- Ti L, 16, student, Garden Grove, Calif.

I came over a year ago. I like it so far, although at home, we got April 30th off of school... Kids here are a lot different; theyre very spoiled and act arrogant. Theyre not too friendly.

- Khoa Đồng, 16, student, Westminster, Calif.

Ive been living here for three years. I think life in Việt Nam was better. Its so boring here, and it gets kind of lonely. In Việt Nam, I saw all my friends everyday. Here, we basically only see each other in school. High school is so easy, and we dont have to wear uniforms.

- Đnh Nguyễn, 16, student, Westminster, Calif.

Ive been here for four years. Its kind of hard making friends with the Vietnamese American kids. They dont want to talk to us, and they have their noses in the air.

- Hầu Phan, 50,
Westminster, Calif.

I left for Si Gn in 1975. I fled without my husband. He was in the sĩ quan, military. That trip to Si Gn with my sister was the worst. Here I was, a newlywed 19 year-old, driving a motorcycle with a tire so flat my knees grazed the road. My o di was completely black from the dirt and smoke, and my long hair was burnt at the tips. I dont even know how I got to Si Gn alive. My sister and I almost got killed so many times. I was so scared to the point that I didnt even know my own name. Then I came here in 1994, with Humanitarian Operation 16, because I was the wife of a former prisoner of war without legal counsel. I came with absolutely nothing, so I learned how to sew and then I cried and I cried everyday. My husband ended up in a re-education camp for eight years. Five years after he came here, he passed away. He had stress stress of the mind. The memories and experiences of the war just killed him. I dont mind telling my children about the war. I always tell them the stories of how I couldnt sleep because there were so many bombs going off in the air.

- Cường Trần, 22,
Westminster, Calif.

Việt Nam is more fun than the U.S. It was more relaxing there, more freedom. Im going to have to wait one year for my legal residency before I can start going to school, but Ive been taking ESL classes for two months. Back at home, we were taught in class that America is dominant, in a bad way, like imperialistic. I can see that the American-born [Vietnamese] kids here are more materialistic. I really cant tell how life here is now because its always hard for newcomers in the beginning.

- Kim Đỗ, 50s,
Westminster, Calif.

My family and I came here 12 years ago. My husband had been in (re-education camps) for 11 years. Im so thankful we got the kids over here in time to start college. Theyre in their 30s now and both are getting their masters degrees in engineering. We had so much luck.
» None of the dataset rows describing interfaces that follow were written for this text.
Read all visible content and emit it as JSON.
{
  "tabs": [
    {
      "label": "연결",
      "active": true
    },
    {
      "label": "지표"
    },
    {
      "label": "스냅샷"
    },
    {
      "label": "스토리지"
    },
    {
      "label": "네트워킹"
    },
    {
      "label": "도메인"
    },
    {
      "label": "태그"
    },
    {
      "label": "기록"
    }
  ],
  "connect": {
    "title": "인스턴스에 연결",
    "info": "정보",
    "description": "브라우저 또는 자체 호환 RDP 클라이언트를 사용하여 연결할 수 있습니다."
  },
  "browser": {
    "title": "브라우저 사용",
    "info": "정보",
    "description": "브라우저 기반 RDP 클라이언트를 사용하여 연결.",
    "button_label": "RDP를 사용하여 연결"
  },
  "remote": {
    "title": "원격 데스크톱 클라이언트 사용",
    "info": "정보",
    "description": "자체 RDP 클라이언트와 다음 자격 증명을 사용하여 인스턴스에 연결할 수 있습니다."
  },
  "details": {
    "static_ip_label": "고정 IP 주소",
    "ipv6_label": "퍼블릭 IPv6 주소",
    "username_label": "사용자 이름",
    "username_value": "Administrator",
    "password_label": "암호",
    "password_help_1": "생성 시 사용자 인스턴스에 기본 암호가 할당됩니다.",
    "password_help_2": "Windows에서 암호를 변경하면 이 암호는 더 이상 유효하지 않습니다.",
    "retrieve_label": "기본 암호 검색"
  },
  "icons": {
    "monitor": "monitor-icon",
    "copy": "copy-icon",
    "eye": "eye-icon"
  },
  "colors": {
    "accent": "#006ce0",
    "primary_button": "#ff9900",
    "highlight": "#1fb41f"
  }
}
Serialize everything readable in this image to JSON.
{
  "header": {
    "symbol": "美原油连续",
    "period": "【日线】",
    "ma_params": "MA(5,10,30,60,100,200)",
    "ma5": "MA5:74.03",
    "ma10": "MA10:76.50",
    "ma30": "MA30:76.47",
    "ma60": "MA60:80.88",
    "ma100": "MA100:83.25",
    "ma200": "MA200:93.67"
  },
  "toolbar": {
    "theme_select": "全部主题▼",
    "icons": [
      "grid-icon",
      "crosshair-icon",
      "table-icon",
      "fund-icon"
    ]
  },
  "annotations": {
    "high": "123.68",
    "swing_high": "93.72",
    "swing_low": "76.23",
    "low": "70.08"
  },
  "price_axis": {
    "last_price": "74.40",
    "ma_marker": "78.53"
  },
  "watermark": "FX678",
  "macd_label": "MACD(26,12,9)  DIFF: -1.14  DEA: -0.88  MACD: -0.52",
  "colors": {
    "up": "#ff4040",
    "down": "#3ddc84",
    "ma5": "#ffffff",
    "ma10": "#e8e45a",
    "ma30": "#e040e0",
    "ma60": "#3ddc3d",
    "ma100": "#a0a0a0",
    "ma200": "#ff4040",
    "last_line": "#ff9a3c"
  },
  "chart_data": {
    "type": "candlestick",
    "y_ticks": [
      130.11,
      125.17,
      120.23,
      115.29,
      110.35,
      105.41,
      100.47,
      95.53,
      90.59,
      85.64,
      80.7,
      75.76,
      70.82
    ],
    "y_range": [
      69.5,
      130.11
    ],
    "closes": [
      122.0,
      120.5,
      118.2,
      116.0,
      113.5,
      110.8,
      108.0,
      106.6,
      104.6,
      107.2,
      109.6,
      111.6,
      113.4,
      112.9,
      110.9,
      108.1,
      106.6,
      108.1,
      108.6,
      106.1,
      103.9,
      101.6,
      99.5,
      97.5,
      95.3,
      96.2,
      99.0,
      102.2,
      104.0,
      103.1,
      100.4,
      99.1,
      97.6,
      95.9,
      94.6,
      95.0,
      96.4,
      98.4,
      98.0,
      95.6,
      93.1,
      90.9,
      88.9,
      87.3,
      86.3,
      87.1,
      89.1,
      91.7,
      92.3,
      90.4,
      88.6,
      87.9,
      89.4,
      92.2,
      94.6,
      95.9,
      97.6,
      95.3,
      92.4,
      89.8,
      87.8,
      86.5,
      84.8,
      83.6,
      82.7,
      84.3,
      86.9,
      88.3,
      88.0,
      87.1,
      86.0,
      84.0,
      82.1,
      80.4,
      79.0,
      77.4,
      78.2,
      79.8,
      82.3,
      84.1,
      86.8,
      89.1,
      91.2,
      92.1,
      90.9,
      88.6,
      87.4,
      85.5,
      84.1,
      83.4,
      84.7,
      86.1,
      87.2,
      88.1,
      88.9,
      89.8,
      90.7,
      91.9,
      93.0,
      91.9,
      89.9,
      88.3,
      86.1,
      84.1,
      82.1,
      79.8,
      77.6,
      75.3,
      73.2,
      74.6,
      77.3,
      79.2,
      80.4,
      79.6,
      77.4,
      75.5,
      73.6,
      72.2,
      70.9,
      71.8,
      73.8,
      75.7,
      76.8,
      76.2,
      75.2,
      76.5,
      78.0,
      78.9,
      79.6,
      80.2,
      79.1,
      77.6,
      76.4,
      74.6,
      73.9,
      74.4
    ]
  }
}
When we were applying to come here for the kids education, they got rejected. But then almost right away we were able to go with Humanitarian Operation 18. It was a miracle.

- Tuấn Nguyễn with his two daughters, 35, Seattle,Washington

I dont really remember much. I was about 10 years old, so everything is blurred. My family left Si Gn for Nha Trang after Si Gn was occupied in 1975. My family and I came here to the states in 1985. The first group in my family came in 1980. We dont really talk about it. Its not that my parents are reluctant to talk, but we just never happen to bring it up.

- Tố An Nguyễn, 32, Westminster, Calif.

I came to the U.S. in 83, when I was 10. I have absolutely no memories of Việt Nam, nor do I have any interest of going back. Ive been here too long; Im too Americanized. This is my home. Maybe one day in the future Ill go back just to see how it is. We still have some extended family over there. Since my days in California in 1986, I have seen business here grow a lot, especially ph restaurants and cafes. Theres more competition for our family-run phở restaurant.